sanofi-aventis has completed numerous acquisitions as part of a diversification strategy implemented since Viehbacher took the reins of sanofi in September 2008, Somers noted, adding, “To date, the majority of these acquisitions have taken place in the generics, consumer healthcare and vaccine sectors as the company looks to expand its presence in areas that both benefit from high-growth potential but are also insulated from the competitive threat of patent expiration and generic competition.

“If suggestions of an imminent $20 billion acquisition are true, however, this would signal a notable statement of intent by the company as it looks to reshape the focus of its core prescription pharmaceuticals business, building on the major overhaul of the company’s internal R&D pipeline last year,” Somers added.

Looking at the potential fits with sanofi, Datamonitor notes these facts about the three companies:

First, Allergan represents a fit with sanofi’s recent activity in the ophthalmology space, following the acquisition of Fovea and gene therapy deal with Oxford Biomedica. However, Datamonitor believes that the motivation behind these deals was the high unmet needs addressed by these companies’ treatments rather than a desire to build a wider presence in ophthalmology, per se.

Second, Biogen Idec would bring sanofi-aventis Avonex and Tysabri, leading treatments for multiple sclerosis.
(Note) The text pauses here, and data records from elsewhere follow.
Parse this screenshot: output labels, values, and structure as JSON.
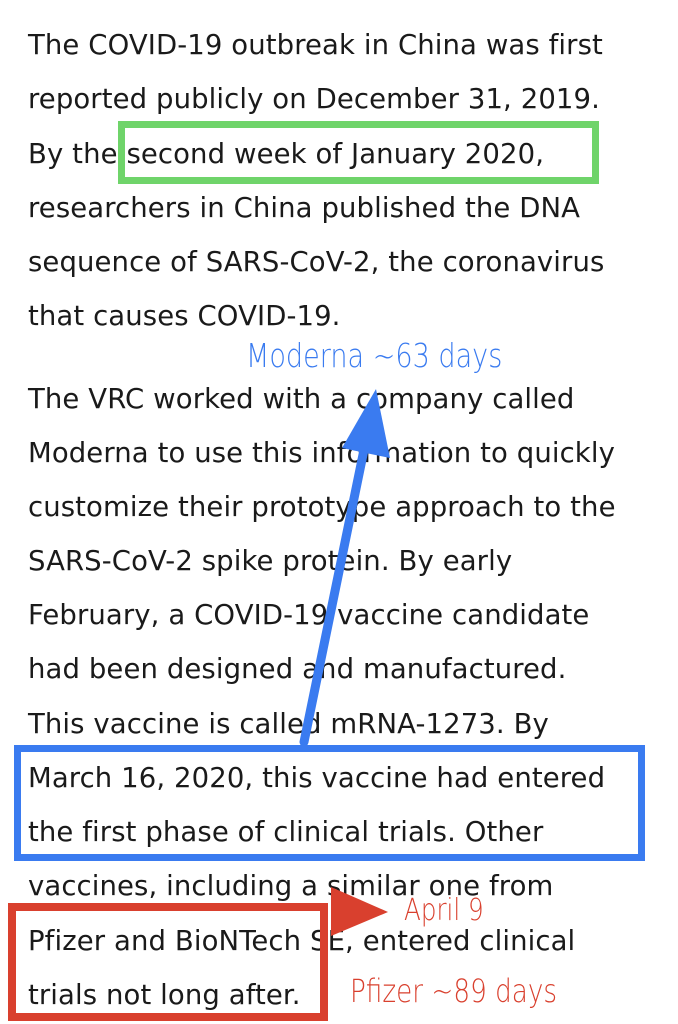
{
  "article": {
    "lines": [
      "The COVID-19 outbreak in China was first",
      "reported publicly on December 31, 2019.",
      "By the second week of January 2020,",
      "researchers in China published the DNA",
      "sequence of SARS-CoV-2, the coronavirus",
      "that causes COVID-19.",
      "The VRC worked with a company called",
      "Moderna to use this information to quickly",
      "customize their prototype approach to the",
      "SARS-CoV-2 spike protein. By early",
      "February, a COVID-19 vaccine candidate",
      "had been designed and manufactured.",
      "This vaccine is called mRNA-1273. By",
      "March 16, 2020, this vaccine had entered",
      "the first phase of clinical trials. Other",
      "vaccines, including a similar one from",
      "Pfizer and BioNTech SE, entered clinical",
      "trials not long after."
    ]
  },
  "annotations": {
    "moderna_label": "Moderna ~63 days",
    "april_label": "April 9",
    "pfizer_label": "Pfizer ~89 days",
    "colors": {
      "green": "#6fd46a",
      "blue": "#3a7bf0",
      "red": "#d9402e"
    }
  }
}
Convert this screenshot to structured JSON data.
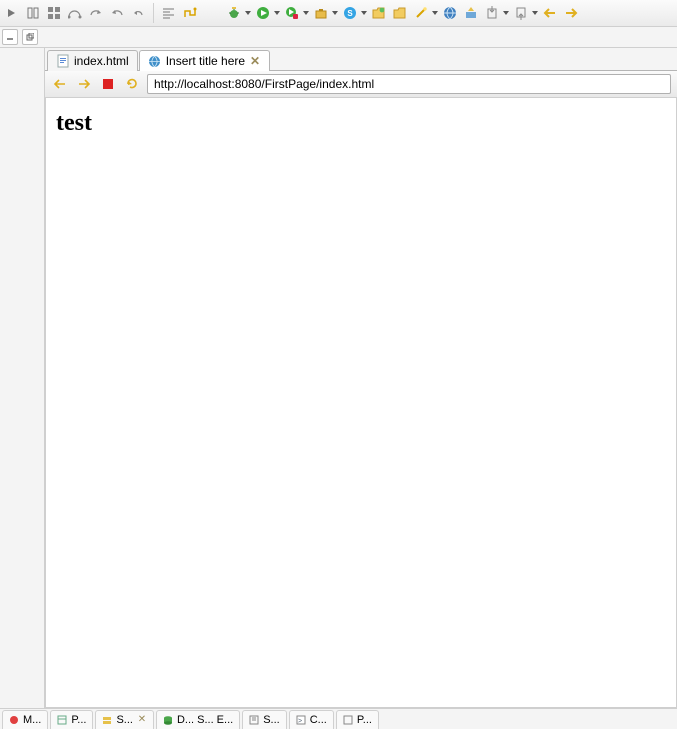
{
  "toolbar": {
    "icons": [
      "arrow-right-icon",
      "columns-icon",
      "boxes-icon",
      "flow-icon",
      "redo-icon",
      "undo-stack-icon",
      "undo-small-icon"
    ]
  },
  "tabs": [
    {
      "icon": "file-html-icon",
      "label": "index.html",
      "active": false
    },
    {
      "icon": "globe-icon",
      "label": "Insert title here",
      "active": true
    }
  ],
  "nav": {
    "url": "http://localhost:8080/FirstPage/index.html"
  },
  "page": {
    "heading": "test"
  },
  "bottom_views": [
    {
      "icon": "marker-red",
      "label": "M..."
    },
    {
      "icon": "panel",
      "label": "P..."
    },
    {
      "icon": "server-yellow",
      "label": "S...",
      "closable": true
    },
    {
      "icon": "db-green",
      "label": "D... S... E..."
    },
    {
      "icon": "snippet",
      "label": "S..."
    },
    {
      "icon": "console",
      "label": "C..."
    },
    {
      "icon": "panel",
      "label": "P..."
    }
  ]
}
Sanofi co-promotes competing product Copaxone in the European Union until 2012 when Teva will regain full rights. (U.S. rights were returned to Teva in 2008.). Biogen Idec would also provide biologic capabilities, particularly in monoclonal antibodies.

Third, Genzyme’s business is focused on specialized, niche disorders. The company’s share price has been knocked over the past year by manufacturing issues and as such providing an opportunity to acquire the company at a less demanding price. Datamonitor forecasts strong revenue growth for Genzyme at 11.1 percent CAGR from 2009 to 2015, compared to 3.5 percent for Allergan and a slight decline for Biogen Idec over that period. Genzyme, like Biogen Idec, offers a platform for further expansion into the biologics sector. Therefore, combining a good strategic fit with strong growth prospects and a depressed stock price, Genzyme can in some ways be seen as the most attractive target for sanofi of the three companies discussed, price allowing.

Amy Reilly, a spokeswoman for Cambridge, Mass.-based Biogen, and Caroline Van Hove, a spokeswoman for Irvine, Calif.-based Allergan have both said—like the Genzyme spokeperson has—that they don’t comment on market rumors.

Viehbacher has indicated in the past the he is counting on acquisitions to help replace revenue that sanofi is losing as its medicines face competition from lower-priced generic drugs, and the company already has spent about $17 billion on 25 acquisitions since 2008, according to data compiled by Bloomberg.

August 30, 2010 Posted by | Corporate, M&A activity | , , , | Leave a comment